From Our Health Magazine
Couples striving to become parents look for any explanation as to why pregnancy doesn’t occur. Standard medical practice requests a couple to try getting pregnant for at least a year by having regular, unprotected sex. Even that length of time can tax a happy couple who, as Dr. Dennis Garvin of Urologic Surgery in Salem says, have their identity wrapped up in being parents. As a first step in fertility assistance, primary care doctors routinely ask the male partner to be tested for infertility issues like low sperm count, Dr. Garvin said. While both partners may receive treatment to boost fertility, and some couples require assisted fertilization to become pregnant, identifying and treating a possible cause of low sperm count is an important, and relatively simple, first step toward becoming parents.

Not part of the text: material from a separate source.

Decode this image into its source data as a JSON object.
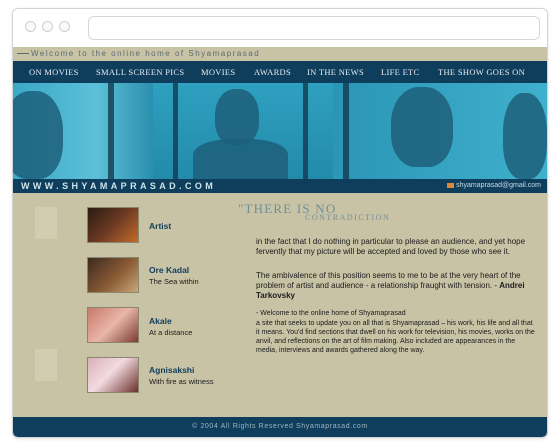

“Most people who are unable to have a child and are even pursuing fertility assistance, they are committed to the idea of becoming a parent,” Dr. Garvin said. Any disruption in that pursuit causes emotional strain and difficulty for the couple. Men have a hard time coping with the fact that they may be unable to impregnate their partner without assistance, according to the local urologist, and some male patients think being diagnosed with a low sperm count speaks against their manhood. Dr. Garvin said he tells men that there are many factors in a semen analysis and many causes of low sperm count or poor sperm performance. Treatment options are usually simple and minimally invasive. Men with fertility issues are most likely able to father children, even if getting their partner pregnant requires more intense fertility assistance.